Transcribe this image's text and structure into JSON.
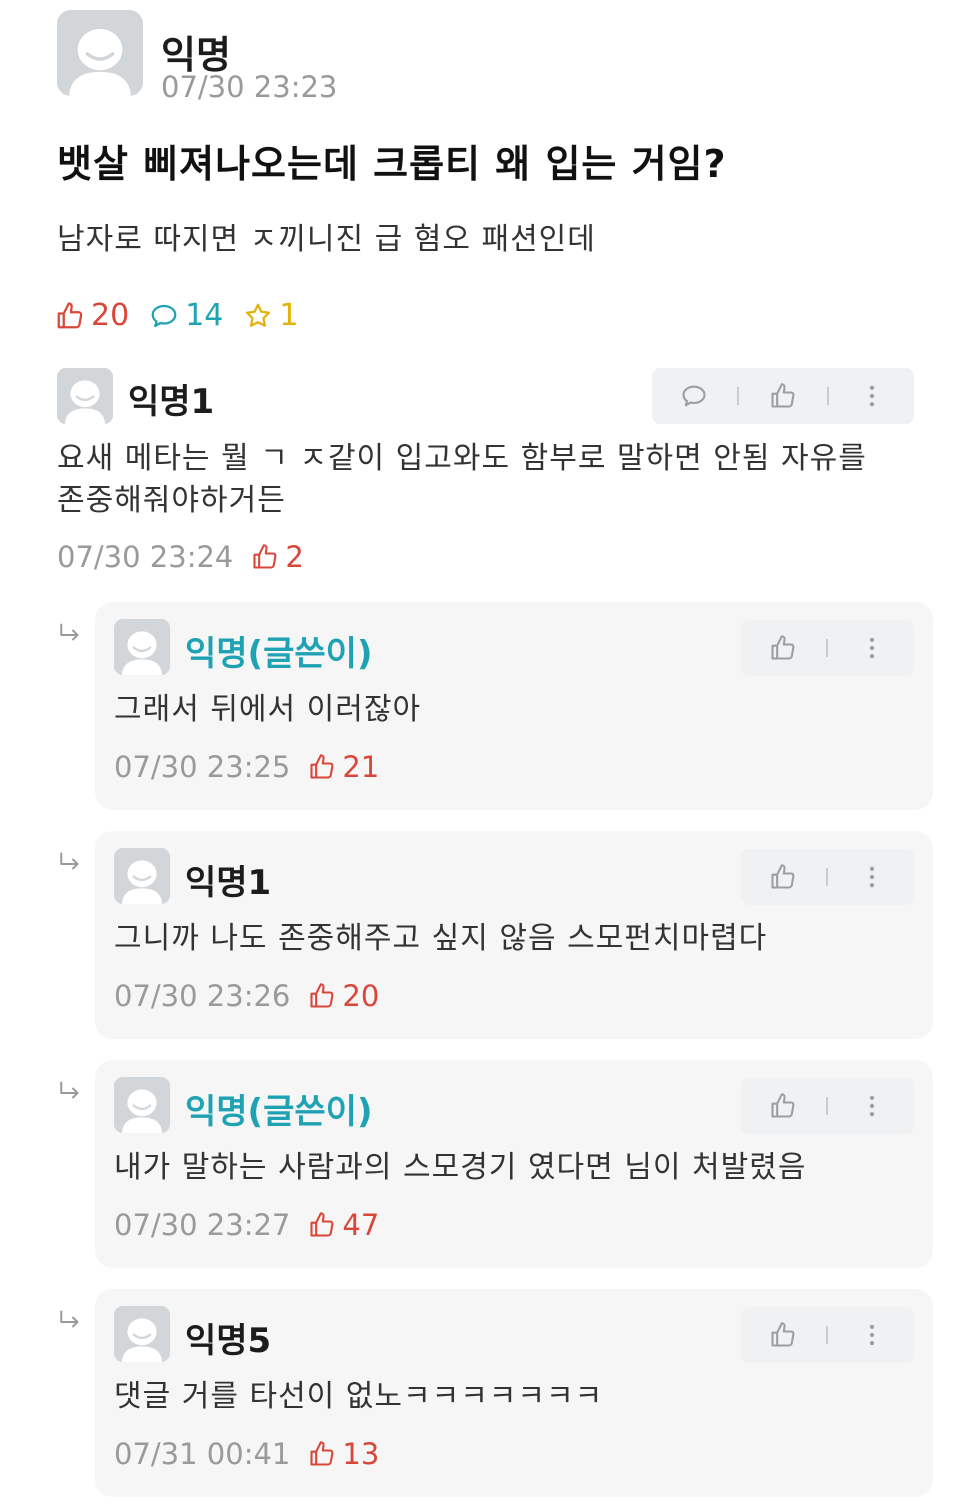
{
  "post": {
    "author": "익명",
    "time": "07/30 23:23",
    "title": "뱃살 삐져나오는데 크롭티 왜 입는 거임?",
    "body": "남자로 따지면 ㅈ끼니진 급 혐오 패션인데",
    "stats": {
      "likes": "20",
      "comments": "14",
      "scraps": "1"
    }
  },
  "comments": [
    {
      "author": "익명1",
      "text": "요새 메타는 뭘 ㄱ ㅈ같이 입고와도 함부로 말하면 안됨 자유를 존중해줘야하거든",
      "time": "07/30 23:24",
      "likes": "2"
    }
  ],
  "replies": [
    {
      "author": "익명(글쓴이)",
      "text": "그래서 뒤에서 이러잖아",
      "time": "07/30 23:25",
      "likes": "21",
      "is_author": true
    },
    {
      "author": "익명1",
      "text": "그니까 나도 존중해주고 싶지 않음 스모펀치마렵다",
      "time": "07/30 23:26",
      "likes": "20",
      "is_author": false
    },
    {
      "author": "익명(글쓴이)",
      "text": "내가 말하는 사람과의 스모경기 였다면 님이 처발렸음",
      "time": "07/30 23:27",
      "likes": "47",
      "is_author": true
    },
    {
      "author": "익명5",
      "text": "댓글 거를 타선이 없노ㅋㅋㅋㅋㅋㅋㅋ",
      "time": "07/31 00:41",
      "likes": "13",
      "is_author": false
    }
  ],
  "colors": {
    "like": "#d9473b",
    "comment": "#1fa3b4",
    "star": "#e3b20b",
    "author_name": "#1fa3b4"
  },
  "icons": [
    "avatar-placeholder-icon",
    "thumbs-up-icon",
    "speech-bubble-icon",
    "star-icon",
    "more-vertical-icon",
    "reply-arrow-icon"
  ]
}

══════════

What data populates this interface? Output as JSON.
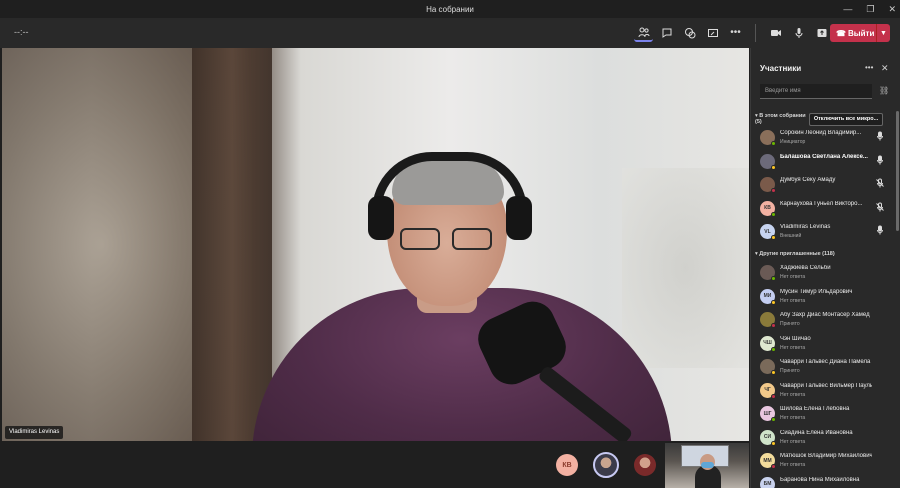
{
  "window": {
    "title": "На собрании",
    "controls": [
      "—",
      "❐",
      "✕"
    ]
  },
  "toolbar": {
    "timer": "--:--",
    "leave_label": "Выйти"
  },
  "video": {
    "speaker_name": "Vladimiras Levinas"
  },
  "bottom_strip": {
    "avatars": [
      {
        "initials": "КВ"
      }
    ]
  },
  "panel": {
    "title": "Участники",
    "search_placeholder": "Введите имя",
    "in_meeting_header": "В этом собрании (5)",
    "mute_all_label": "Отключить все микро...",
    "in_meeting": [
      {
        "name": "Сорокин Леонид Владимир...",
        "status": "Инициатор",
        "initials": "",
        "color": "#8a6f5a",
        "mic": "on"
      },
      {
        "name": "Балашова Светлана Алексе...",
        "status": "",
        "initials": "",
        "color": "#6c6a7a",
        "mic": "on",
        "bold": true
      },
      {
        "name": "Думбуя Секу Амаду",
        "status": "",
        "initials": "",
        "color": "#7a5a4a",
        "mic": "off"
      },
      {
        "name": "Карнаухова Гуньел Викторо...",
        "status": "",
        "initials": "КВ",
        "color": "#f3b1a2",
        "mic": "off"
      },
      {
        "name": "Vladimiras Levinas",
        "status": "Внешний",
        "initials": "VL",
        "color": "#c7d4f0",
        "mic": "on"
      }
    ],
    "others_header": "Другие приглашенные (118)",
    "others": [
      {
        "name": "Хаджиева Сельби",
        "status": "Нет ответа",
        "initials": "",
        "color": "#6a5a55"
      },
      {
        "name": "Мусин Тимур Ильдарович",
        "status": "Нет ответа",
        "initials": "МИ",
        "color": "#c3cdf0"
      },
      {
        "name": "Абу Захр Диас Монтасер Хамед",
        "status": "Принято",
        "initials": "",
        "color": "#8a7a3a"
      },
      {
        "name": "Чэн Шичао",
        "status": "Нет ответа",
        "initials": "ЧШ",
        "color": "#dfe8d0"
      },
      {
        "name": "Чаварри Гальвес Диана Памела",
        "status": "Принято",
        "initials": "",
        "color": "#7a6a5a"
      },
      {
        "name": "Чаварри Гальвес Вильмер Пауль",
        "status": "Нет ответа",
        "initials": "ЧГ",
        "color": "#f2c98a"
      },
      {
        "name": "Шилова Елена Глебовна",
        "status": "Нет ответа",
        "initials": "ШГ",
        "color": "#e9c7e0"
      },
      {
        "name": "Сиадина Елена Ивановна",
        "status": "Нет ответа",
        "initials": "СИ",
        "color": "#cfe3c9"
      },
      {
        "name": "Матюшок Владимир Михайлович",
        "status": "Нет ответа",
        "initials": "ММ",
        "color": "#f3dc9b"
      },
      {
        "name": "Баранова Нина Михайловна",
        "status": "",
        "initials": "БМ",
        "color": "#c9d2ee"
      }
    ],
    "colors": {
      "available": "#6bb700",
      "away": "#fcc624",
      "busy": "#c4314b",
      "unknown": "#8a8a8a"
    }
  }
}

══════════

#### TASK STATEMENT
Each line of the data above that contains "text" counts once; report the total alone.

#### SOLUTION
6